Source records:
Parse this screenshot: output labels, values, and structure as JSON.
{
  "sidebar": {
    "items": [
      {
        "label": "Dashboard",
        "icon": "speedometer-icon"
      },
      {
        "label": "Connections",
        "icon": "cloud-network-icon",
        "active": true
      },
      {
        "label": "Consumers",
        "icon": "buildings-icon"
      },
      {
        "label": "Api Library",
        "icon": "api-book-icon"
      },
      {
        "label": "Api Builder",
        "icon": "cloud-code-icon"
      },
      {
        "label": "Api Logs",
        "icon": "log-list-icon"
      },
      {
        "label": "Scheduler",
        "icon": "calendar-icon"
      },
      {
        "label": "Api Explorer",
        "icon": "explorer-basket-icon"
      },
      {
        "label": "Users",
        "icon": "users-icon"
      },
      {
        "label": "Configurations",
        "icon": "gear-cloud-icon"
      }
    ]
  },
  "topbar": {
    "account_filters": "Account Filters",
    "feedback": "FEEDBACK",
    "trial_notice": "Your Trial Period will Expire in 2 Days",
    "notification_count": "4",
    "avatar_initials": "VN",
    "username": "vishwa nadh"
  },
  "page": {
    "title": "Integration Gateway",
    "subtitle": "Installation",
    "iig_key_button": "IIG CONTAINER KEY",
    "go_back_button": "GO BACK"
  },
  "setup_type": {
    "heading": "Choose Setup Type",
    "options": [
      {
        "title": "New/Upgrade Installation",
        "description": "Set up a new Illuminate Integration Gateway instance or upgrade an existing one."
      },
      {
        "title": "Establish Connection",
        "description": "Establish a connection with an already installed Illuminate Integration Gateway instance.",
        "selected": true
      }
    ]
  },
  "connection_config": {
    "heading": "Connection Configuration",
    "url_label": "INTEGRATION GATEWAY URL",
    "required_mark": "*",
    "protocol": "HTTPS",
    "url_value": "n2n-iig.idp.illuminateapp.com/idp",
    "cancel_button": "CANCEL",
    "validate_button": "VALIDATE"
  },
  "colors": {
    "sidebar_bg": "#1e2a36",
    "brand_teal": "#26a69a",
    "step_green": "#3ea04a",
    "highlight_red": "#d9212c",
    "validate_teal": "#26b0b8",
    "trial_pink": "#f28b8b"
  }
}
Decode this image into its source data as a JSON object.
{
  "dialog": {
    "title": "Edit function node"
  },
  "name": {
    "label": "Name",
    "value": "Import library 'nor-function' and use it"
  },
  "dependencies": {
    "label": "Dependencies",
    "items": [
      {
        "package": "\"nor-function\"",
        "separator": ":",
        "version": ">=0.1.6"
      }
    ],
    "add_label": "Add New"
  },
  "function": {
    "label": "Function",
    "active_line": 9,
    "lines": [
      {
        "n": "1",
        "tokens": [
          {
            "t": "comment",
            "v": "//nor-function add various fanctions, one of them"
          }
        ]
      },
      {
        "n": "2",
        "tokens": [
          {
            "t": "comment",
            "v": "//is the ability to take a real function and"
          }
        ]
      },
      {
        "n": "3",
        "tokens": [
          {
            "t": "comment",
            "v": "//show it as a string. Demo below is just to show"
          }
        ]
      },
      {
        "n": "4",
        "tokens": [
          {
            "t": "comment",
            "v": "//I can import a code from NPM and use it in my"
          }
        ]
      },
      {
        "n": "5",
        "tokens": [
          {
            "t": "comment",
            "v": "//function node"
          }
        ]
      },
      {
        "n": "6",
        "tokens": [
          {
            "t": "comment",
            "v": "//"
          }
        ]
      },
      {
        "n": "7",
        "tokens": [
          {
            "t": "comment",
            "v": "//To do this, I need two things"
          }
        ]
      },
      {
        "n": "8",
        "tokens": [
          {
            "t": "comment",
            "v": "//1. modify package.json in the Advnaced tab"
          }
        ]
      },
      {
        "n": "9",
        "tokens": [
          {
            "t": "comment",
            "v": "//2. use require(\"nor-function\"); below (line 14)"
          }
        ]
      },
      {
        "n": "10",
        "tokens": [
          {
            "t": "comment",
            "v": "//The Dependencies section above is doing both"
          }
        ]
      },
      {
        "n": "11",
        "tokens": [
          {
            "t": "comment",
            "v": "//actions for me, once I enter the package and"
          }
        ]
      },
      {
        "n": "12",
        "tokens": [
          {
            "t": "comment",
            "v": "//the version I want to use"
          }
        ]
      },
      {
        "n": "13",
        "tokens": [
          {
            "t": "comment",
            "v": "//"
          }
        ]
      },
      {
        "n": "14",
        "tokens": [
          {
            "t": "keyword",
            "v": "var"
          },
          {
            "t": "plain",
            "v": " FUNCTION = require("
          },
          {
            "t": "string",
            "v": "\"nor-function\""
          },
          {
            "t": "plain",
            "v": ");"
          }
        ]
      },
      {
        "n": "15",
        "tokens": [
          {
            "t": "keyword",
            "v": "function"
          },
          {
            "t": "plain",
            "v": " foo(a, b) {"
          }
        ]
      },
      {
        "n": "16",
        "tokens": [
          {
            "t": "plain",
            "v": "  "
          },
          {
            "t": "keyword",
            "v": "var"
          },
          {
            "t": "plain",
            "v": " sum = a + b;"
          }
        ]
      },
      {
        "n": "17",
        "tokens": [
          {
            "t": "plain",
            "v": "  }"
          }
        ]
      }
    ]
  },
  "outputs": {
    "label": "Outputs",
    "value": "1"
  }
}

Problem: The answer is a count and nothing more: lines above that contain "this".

Exercise answer: 3